Then Ottawa gets their NHL franchise. That tribal, or rather civic affiliation was forged during my years of exile in Vancouver and central New Jersey, that hockey hotbed and home of the ECHL's Trenton Titans. Needless to say, neither the hapless Canucks nor the mighty Titans inspired much civic humanist zeal. And Ottawa, well they are continuing their Great Tradition of perpetual disappointment. Although I did nearly get drownded, as the Young Artist would have said, in the charivari that was the "Elgin Mile" back in 2007. At the end of all those days, how did I possibly negotiate those stairs down to the pisserie at the Fox and Feather? Why couldn't I have just pissed off the balcony? In the topsy-turveydom, nobody would have even noticed. I think I might have done it a couple of times.

But now, its no longer about the teams. "Who do YOU cheer for"?, people ask over enthusiastically. Nobody, I says. I only have interest in individual players on my keeper league "fantasy" team. Such an odd term. In my lurid fantasies, hockey doesn't usually feature very prominently. "Did you watch the game last night"? Yeah, Florida eked out a thrilling 2-1 overtime win over Columbus. Matthias picked up an assist! People usually just walk away confused and unsatisfied, deprived of their collective civic pride.

They don't know the feeling. The addiction. The solipsistic self-love of building your own juggernaut. Building the levee, gulp by gulp. Kane, Duchene, Perry, Horton, Fabian Brunnstrom.

And the diadem at the centre of the Crown, Steve Stamkos.

Bibliomania -- Catch It!

I had a dream last night that I was entirely made of books. I began to read myself, then I lost interest. The protagonist was a real fucking asshole.

Wednesday, April 7, 2010

Ode to a Brown Box

How long have you been there by my side, lulling me to sleep? Such a pathetic looking thing, not even state of the art when the state of the art wasn't very good. You probably couldn't even find a home in a retro kitsch diner.

No, I cannot bestow you with the honour of being the original sonic signal -- that belongs to the "family stereo unit", that peculiar species of 1970s technology. The stereo that's made to appear as a piece of furniture.
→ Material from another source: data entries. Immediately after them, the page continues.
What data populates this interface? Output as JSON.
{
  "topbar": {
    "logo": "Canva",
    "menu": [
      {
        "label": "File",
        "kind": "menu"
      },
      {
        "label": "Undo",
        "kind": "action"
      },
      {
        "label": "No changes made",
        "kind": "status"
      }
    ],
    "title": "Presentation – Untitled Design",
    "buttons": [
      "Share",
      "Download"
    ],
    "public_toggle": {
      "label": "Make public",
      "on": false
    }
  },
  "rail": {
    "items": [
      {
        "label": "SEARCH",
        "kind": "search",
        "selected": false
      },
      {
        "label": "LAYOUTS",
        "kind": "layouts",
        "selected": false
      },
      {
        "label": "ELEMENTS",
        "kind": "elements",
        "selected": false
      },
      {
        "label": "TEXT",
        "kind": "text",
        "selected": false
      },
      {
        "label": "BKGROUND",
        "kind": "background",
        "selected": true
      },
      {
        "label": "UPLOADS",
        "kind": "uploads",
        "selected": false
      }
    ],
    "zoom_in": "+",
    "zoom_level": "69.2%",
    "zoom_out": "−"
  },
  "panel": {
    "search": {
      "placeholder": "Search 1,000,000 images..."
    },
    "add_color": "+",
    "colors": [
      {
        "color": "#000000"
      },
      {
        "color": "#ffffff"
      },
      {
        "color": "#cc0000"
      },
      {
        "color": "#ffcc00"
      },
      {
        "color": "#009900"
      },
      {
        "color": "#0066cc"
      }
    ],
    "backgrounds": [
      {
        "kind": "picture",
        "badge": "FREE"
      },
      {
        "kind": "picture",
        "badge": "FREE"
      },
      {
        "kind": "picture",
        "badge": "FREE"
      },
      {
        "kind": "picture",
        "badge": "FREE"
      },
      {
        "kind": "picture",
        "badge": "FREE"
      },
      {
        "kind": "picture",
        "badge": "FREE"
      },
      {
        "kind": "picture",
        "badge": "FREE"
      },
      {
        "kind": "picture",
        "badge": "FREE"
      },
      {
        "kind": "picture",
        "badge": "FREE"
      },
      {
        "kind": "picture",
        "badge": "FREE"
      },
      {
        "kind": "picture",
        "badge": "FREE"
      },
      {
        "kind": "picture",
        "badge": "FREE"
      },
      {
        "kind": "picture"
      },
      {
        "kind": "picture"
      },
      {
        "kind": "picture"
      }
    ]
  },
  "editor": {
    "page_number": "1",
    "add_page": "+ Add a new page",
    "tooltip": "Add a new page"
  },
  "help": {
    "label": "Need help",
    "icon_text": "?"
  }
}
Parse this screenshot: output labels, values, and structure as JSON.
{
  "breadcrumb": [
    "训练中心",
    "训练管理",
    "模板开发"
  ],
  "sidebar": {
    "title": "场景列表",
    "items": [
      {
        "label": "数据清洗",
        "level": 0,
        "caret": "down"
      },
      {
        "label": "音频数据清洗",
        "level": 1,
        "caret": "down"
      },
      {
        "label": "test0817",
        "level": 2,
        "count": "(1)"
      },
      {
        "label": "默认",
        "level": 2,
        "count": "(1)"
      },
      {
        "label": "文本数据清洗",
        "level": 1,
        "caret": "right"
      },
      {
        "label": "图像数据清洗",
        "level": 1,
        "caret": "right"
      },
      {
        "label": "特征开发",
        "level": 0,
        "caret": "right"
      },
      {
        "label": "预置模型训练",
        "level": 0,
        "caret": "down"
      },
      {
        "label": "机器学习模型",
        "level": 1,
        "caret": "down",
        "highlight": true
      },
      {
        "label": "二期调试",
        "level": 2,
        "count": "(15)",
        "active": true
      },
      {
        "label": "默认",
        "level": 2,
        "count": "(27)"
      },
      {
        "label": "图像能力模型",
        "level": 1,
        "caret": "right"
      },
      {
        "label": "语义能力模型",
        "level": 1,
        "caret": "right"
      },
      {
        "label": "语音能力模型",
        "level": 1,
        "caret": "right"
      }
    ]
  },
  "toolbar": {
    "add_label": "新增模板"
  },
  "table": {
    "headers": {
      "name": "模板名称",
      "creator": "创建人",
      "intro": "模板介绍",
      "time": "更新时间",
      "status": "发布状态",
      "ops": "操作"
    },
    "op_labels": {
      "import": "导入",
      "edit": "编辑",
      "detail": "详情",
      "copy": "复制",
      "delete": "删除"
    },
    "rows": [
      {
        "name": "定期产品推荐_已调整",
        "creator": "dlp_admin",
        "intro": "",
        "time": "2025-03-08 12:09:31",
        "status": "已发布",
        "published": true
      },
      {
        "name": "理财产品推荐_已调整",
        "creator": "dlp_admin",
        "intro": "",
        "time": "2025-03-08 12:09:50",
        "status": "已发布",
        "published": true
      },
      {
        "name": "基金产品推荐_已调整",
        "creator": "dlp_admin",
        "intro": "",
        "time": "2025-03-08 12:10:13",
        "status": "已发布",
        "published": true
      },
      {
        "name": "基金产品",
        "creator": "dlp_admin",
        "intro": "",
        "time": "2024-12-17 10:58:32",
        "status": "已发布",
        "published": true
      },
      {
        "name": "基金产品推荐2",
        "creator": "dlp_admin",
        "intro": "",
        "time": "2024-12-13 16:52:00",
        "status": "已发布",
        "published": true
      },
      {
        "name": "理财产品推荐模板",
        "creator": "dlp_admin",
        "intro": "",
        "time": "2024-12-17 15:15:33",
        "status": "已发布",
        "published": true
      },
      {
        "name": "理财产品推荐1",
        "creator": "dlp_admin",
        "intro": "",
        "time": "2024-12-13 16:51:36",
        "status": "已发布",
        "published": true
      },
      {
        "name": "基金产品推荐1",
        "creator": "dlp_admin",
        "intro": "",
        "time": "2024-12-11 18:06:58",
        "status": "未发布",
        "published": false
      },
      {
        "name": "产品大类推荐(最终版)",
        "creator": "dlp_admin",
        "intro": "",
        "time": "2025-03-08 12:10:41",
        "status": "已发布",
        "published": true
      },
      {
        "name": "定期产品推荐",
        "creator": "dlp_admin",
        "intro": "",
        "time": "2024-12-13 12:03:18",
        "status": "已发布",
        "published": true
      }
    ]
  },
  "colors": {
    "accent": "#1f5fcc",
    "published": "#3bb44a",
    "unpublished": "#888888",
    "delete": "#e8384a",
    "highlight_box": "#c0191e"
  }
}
The burnished brown particleboard, the luxurious velour latticework, and then the internal secrets revealed -- not just a turntable, but the futuristic 8 track deck, its silvery plastic exterior gleaming in the subdued light of the middle class living room, complete with wall to wall carpeting stapled over that horrid hardwood. And so much room to cache all your records (those that haven't been upgraded to 8-track yet, of course): News of the World, Dynasty, Live at Bukokan and ... hold the line ... Toto.

No, I cannot credit you with that. But as the next decade (aka Modernity) dawned, you came into my life. So complex, so many buttons to push. So many shiny plastic knobs to manipulate. Such metrics of meretricious melodies to marvel at. You were the conduit to my muscial awakening, before falling into the clutches of the metallic masters. What teenager doesn't go through that phase, except for The Square Corner? What a Golden Age. Keeping my head above the oceans of DEP that deluged the domestic environs of the (still) middle class living room. Ultravox, Heaven 17, Missing Persons, such memories (trauma?) of the New Wave. Again, nostalgia fucking with your head. The "classic rock" of the new generation, it seems. Missing Persons, you get a pass, since you had the great Terry Bozzio back on the kit. Too bad your wife provided the vocals though. And, sadly, my introduction to Neil Young -- Trans. This poorly schemed experiment is the primary reason that I came to Neil Young relatively late in life.

All of these vibrations emerged out of you, my friend. And now, so many sleeps later, you're still on my bedtable. Resurrected from your retirement, once again the airwaves crackle with life. Despite the Darwinian imperatives, you have outlived the ghettoblasters, the Walkmans, the Discmans, the laptops. Postgame shows, CBC news, Brave New Waves, right through to the Strombo show. In the epic struggle vs. the night hag, you are my armour.

Thank you, little brown box.